, KAKUMA, Sep 16 – The 75,000 refugees camped under the burning sun on a rocky plain in Kenya\’s arid northwest represent a cross-section of east Africa\’s various wars and crises.
From Somalia, south Sudan, Darfur, Ethiopia and Rwanda, all have made their way to the town of Kakuma — close to nowhere except the border with Sudan — bringing various traditions and styles together in relative harmony.
"It\’s probably the most cosmopolitan refugee camp in the world," says Youssouf Hassan, an official with the UN refugee agency.
An East African Tower of Babel, Kakuma is like an immense beehive, a labyrinth of dusty alleys where plump Congolese in their Sunday best mingle with lanky Dinkas from southern Sudan, their ebony skin marked with ritual scars.
They all live side-by-side with the local Turkana tribe, who are almost as poor as the refugees.
Turkana men, who wrap fabric around themselves to form a mid-thigh skirt and carry sticks and wooden headrests, visit the camp to exchange goat carcasses for UN refugee agency rations.
Turkana women, with Mohican hairstyles and heavy strings of coloured beads around their necks, sell sacks of charcoal to the refugees under the disdainful gaze of Somali traders sitting in front of shops stocked with cheap Chinese imports.

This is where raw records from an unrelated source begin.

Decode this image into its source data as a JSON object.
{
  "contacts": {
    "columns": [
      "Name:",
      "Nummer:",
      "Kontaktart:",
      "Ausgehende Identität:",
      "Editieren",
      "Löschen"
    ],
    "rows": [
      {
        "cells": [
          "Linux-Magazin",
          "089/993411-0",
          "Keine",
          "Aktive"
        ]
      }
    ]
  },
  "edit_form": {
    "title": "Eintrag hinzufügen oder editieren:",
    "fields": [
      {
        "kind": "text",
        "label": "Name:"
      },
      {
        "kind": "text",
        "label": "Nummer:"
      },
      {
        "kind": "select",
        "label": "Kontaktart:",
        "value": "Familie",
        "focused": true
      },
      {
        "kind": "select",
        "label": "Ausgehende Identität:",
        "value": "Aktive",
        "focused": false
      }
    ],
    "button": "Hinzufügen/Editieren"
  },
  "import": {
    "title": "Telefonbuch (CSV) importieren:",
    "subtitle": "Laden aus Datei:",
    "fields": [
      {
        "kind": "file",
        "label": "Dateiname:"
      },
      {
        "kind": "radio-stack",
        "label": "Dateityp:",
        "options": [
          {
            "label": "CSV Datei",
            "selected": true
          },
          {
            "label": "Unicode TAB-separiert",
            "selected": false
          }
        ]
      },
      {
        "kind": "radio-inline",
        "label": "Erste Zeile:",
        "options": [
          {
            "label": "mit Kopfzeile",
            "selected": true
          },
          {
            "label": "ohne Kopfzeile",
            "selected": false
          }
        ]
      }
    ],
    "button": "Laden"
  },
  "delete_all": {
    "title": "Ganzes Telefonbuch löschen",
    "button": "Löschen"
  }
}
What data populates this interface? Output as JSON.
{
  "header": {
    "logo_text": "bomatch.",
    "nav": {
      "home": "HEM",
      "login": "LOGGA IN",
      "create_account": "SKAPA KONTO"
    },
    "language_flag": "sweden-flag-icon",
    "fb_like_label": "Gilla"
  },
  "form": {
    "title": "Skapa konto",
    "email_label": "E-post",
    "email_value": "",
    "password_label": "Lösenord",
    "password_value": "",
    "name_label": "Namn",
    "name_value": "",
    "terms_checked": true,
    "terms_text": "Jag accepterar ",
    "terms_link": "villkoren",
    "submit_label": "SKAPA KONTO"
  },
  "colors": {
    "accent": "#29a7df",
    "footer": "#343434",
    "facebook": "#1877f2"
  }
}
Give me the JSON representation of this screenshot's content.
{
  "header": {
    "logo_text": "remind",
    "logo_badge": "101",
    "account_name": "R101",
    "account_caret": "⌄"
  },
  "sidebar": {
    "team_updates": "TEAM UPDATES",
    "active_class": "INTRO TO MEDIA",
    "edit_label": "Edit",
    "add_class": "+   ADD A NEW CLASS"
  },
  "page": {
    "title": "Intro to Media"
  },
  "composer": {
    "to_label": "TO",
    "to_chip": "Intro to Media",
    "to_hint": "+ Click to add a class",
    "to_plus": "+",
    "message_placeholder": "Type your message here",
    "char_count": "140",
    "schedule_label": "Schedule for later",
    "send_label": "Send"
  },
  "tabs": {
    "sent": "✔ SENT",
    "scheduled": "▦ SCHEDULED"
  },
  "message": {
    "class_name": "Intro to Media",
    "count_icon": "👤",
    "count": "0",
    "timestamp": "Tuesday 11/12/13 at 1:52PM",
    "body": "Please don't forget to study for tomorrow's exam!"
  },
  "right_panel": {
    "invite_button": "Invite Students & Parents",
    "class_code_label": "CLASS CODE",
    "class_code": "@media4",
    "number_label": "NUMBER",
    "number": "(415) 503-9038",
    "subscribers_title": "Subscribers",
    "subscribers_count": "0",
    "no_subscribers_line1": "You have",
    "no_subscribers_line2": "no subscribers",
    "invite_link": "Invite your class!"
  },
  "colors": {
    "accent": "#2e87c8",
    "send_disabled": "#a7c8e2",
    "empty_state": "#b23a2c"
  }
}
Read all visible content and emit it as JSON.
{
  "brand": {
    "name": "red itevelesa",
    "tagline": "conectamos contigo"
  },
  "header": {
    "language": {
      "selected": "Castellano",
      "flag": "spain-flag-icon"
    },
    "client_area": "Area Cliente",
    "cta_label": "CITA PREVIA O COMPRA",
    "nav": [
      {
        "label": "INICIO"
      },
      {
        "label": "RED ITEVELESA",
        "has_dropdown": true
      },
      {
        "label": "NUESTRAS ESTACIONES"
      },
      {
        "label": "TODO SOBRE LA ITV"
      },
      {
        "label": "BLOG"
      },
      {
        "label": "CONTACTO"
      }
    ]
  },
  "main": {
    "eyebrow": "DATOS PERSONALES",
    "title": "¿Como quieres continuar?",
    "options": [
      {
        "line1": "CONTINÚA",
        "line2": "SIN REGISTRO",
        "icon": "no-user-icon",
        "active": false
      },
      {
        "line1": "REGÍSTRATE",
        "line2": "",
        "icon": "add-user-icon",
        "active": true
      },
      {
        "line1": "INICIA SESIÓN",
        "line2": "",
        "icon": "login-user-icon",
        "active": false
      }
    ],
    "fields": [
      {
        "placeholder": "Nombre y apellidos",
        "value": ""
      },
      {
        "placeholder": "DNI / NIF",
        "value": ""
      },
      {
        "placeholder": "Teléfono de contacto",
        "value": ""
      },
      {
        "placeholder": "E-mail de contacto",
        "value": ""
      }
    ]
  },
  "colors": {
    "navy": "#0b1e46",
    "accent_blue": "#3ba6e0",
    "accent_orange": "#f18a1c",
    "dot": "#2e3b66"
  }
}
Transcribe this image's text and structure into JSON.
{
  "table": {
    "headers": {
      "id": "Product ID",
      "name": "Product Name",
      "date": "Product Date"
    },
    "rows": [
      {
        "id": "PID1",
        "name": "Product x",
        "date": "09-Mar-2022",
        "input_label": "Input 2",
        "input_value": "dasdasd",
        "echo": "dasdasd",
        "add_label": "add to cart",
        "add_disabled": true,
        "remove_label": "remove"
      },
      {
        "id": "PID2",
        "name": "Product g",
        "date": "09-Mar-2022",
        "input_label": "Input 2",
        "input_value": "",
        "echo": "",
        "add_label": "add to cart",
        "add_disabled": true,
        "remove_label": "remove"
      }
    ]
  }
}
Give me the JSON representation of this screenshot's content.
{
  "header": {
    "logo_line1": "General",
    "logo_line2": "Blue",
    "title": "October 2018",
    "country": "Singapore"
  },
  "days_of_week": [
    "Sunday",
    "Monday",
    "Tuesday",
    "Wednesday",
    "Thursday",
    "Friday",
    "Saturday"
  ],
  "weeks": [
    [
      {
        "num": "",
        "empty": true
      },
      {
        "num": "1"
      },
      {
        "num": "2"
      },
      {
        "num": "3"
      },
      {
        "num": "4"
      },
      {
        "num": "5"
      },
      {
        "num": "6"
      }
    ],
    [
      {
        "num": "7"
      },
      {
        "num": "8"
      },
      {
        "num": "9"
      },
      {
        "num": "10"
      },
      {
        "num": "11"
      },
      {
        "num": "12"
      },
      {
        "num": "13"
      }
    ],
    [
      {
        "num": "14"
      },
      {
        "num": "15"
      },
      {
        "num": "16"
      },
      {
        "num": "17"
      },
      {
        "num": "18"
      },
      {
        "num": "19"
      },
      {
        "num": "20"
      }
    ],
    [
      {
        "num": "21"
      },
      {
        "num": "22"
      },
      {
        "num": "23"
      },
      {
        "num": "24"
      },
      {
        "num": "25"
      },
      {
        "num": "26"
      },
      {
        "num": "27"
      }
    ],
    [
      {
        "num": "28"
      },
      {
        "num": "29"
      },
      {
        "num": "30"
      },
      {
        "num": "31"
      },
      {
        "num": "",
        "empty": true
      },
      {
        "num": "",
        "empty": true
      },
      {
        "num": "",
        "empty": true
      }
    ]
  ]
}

Fourteen nationalities live at Kakuma, which was established in 1992 to shelter south Sudanese fleeing war but later grew to accommodate people from other tragedies.
Today Somalis are in the majority, representing 56 percent of the camp\’s inhabitants, way ahead of the south Sudanese (30 percent), many of whom have gone back home with the return of peace.
The different nationalities have distinctive living arrangements: each Somali family has set up camp in a separate spot, whereas several Sudanese families pile in together behind thorn hedges.
Burundians and Congolese live in mini-villages made of mud huts, as they would in their own countries.
"We all live like colleagues, we all get on well like good neighbours," says Byamungu Majimba, who fled the mountains of South Kivu in the Democratic Republic of Congo "to escape from a tough situation".
Mohammed Kassim of the UN refugee agency agrees that the different groups "coexist very well". "What problems there are are caused by people living at such close quarters," he says.
"Tensions are often concentrated around water points," adds one of the agency\’s Kenyan staffers.
Said Abdi Salat, who works for a local nongovernment organisation, says conflicts between the various communities were common until 2007. "But the situation improved after a lot of south Sudanese left," he says.
"Nowadays it\’s mainly domestic issues, that we try to resolve at community level."
Sometimes tensions flare within the same community, for example between the Hawiye and the Darod, two Somali clans traditionally pitted one against the other.
But the main source of insecurity is periodic night-time raids by armed local Turkana to loot homes inside the camp.
"What violent incidents there are, are isolated cases," says Marcel, a Burundian who last May fled what he calls the "dictatorship" in his country and only gives one name.
For him the hardest thing is coping with cramped camp life, with refugees only allowed to cross the perimeter with the permission of Kenyan authorities.
"We\’re like prisoners and we\’re short of everything," he complains. "There are the thorns, the scorpions, and then the Turkana who will finish you off if you set foot outside the camp."
Refugees from smaller groups, like the Burundians, Congolese, Ethiopians and Rwandans, also grumble about losing out to the larger, more powerful ones.
"The Somalis and the Sudanese have the best of it," says Marcel. "The Somalis in particular control the camp, you know — they\’ve been here for such a long time."
"With their Kenyan Somali brothers behind them, they can move mountains," agrees Tusa Mohamed, a lanky, copper-skinned leader of the Oromo people from Ethiopia.
"But the basic rule is if you pay, you can get everything you want. Our problem here is not those who live next to us but rather how to eat and live decently."